A hearing in the probate case is set for Oct. 11.
Heche, 53, was declared brain dead last month but remained on life support for several days in order to donate her organs, her family said at the time.
“Anne had a huge heart and touched everyone she met with her generous spirit. More than her extraordinary talent, she saw spreading kindness and joy as her life’s work – especially moving the needle for acceptance of who you love,” a statement from her family sent to Rolling Stone said. “She will be remembered for her courageous honesty and dearly missed for her light.”
A week before her death, Heche, 53, drove her car at a high speed into a one-story residence in Los Angeles’ Mar Vista neighborhood.
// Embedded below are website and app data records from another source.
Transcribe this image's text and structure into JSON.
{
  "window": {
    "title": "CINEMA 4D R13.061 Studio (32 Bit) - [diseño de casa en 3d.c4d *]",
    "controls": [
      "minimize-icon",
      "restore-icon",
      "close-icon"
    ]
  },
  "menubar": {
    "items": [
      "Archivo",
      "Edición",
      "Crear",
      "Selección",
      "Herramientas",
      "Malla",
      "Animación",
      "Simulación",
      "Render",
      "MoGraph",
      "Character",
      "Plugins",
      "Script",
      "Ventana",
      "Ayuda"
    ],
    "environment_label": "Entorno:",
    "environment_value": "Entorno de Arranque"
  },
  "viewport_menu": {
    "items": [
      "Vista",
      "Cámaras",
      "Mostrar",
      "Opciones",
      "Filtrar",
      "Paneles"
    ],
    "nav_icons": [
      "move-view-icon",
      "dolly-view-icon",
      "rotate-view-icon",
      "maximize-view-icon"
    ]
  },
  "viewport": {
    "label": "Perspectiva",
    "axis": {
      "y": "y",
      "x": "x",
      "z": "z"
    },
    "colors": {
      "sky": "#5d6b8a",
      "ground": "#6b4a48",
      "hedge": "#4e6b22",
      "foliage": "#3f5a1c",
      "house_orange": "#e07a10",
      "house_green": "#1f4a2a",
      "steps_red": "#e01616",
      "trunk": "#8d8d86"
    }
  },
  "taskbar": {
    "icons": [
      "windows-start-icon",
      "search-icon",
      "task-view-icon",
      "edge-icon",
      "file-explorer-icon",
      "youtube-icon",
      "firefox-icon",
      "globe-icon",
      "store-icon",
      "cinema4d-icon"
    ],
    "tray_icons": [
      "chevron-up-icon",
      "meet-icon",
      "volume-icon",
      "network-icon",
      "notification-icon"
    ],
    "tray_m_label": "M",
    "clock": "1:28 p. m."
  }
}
“The car did leave the roadway at the T intersection and went up over the curb. It was airborne before it went into the house and was approximately 30 feet inside the small home when it came to a rest,” Los Angeles Fire Department spokesman Brian Humphrey previously told Rolling Stone.
Heche was rushed from the scene of the wild crash in critical condition. “The home was well-involved in fire,” Humphrey said. “One woman who was home was at the back of the home and thankfully and miraculously escaped injury.”
Los Angeles Police Officer Matthew Cruz later confirmed to Rolling Stone that detectives were able to test some of Heche’s blood via a search warrant. “The result does show narcotics,” he said. “We still need additional testing to tell if anything administered at the hospital is showing up in her system.”
A final autopsy report is still pending the results of toxicology testing that could take weeks, officials said.